_Task brief_:
Could you set down the records below exactly as they are, with no pictures?

_Collection entries_:

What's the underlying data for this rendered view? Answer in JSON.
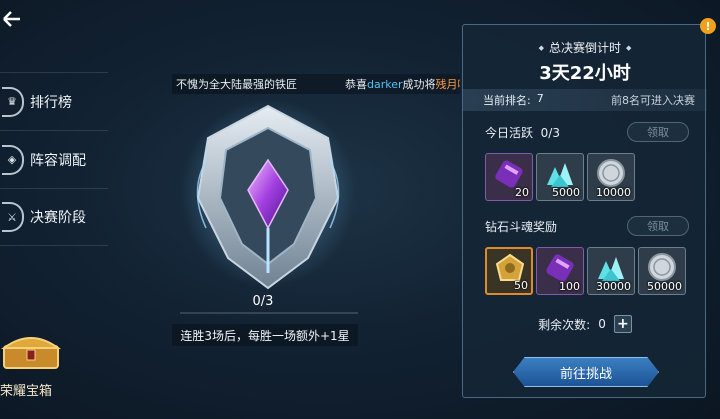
{
  "back": {
    "icon": "back-arrow-icon"
  },
  "side_menu": {
    "items": [
      {
        "label": "排行榜",
        "icon": "trophy-icon"
      },
      {
        "label": "阵容调配",
        "icon": "formation-icon"
      },
      {
        "label": "决赛阶段",
        "icon": "finals-icon"
      }
    ]
  },
  "ticker": {
    "msg1": "不愧为全大陆最强的铁匠",
    "msg2_prefix": "恭喜",
    "msg2_name": "darker",
    "msg2_mid": "成功将",
    "msg2_item": "残月吟戒"
  },
  "emblem": {
    "progress_text": "0/3",
    "progress_fraction": 0.0,
    "tip": "连胜3场后，每胜一场额外+1星"
  },
  "chest": {
    "label": "荣耀宝箱"
  },
  "panel": {
    "info_icon": "!",
    "title": "总决赛倒计时",
    "countdown": "3天22小时",
    "rank_label": "当前排名:",
    "rank_value": "7",
    "rank_note": "前8名可进入决赛",
    "daily": {
      "label": "今日活跃",
      "progress": "0/3",
      "claim": "领取",
      "items": [
        {
          "icon": "purple-scroll-icon",
          "qty": "20"
        },
        {
          "icon": "crystal-shards-icon",
          "qty": "5000"
        },
        {
          "icon": "silver-coin-icon",
          "qty": "10000"
        }
      ]
    },
    "diamond": {
      "label": "钻石斗魂奖励",
      "claim": "领取",
      "items": [
        {
          "icon": "gold-token-icon",
          "qty": "50"
        },
        {
          "icon": "purple-scroll-icon",
          "qty": "100"
        },
        {
          "icon": "crystal-shards-icon",
          "qty": "30000"
        },
        {
          "icon": "silver-coin-icon",
          "qty": "50000"
        }
      ]
    },
    "remaining_label": "剩余次数:",
    "remaining_value": "0",
    "plus": "+",
    "go_button": "前往挑战"
  },
  "colors": {
    "accent_blue": "#4fc3f7",
    "accent_orange": "#ff9a3c",
    "button_blue": "#1d5495"
  }
}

_Exercise output_:
What's the underlying data for this rendered view? Answer in JSON.
{
  "back": {
    "icon": "back-arrow-icon"
  },
  "side_menu": {
    "items": [
      {
        "label": "排行榜",
        "icon": "trophy-icon"
      },
      {
        "label": "阵容调配",
        "icon": "formation-icon"
      },
      {
        "label": "决赛阶段",
        "icon": "finals-icon"
      }
    ]
  },
  "ticker": {
    "msg1": "不愧为全大陆最强的铁匠",
    "msg2_prefix": "恭喜",
    "msg2_name": "darker",
    "msg2_mid": "成功将",
    "msg2_item": "残月吟戒"
  },
  "emblem": {
    "progress_text": "0/3",
    "progress_fraction": 0.0,
    "tip": "连胜3场后，每胜一场额外+1星"
  },
  "chest": {
    "label": "荣耀宝箱"
  },
  "panel": {
    "info_icon": "!",
    "title": "总决赛倒计时",
    "countdown": "3天22小时",
    "rank_label": "当前排名:",
    "rank_value": "7",
    "rank_note": "前8名可进入决赛",
    "daily": {
      "label": "今日活跃",
      "progress": "0/3",
      "claim": "领取",
      "items": [
        {
          "icon": "purple-scroll-icon",
          "qty": "20"
        },
        {
          "icon": "crystal-shards-icon",
          "qty": "5000"
        },
        {
          "icon": "silver-coin-icon",
          "qty": "10000"
        }
      ]
    },
    "diamond": {
      "label": "钻石斗魂奖励",
      "claim": "领取",
      "items": [
        {
          "icon": "gold-token-icon",
          "qty": "50"
        },
        {
          "icon": "purple-scroll-icon",
          "qty": "100"
        },
        {
          "icon": "crystal-shards-icon",
          "qty": "30000"
        },
        {
          "icon": "silver-coin-icon",
          "qty": "50000"
        }
      ]
    },
    "remaining_label": "剩余次数:",
    "remaining_value": "0",
    "plus": "+",
    "go_button": "前往挑战"
  },
  "colors": {
    "accent_blue": "#4fc3f7",
    "accent_orange": "#ff9a3c",
    "button_blue": "#1d5495"
  }
}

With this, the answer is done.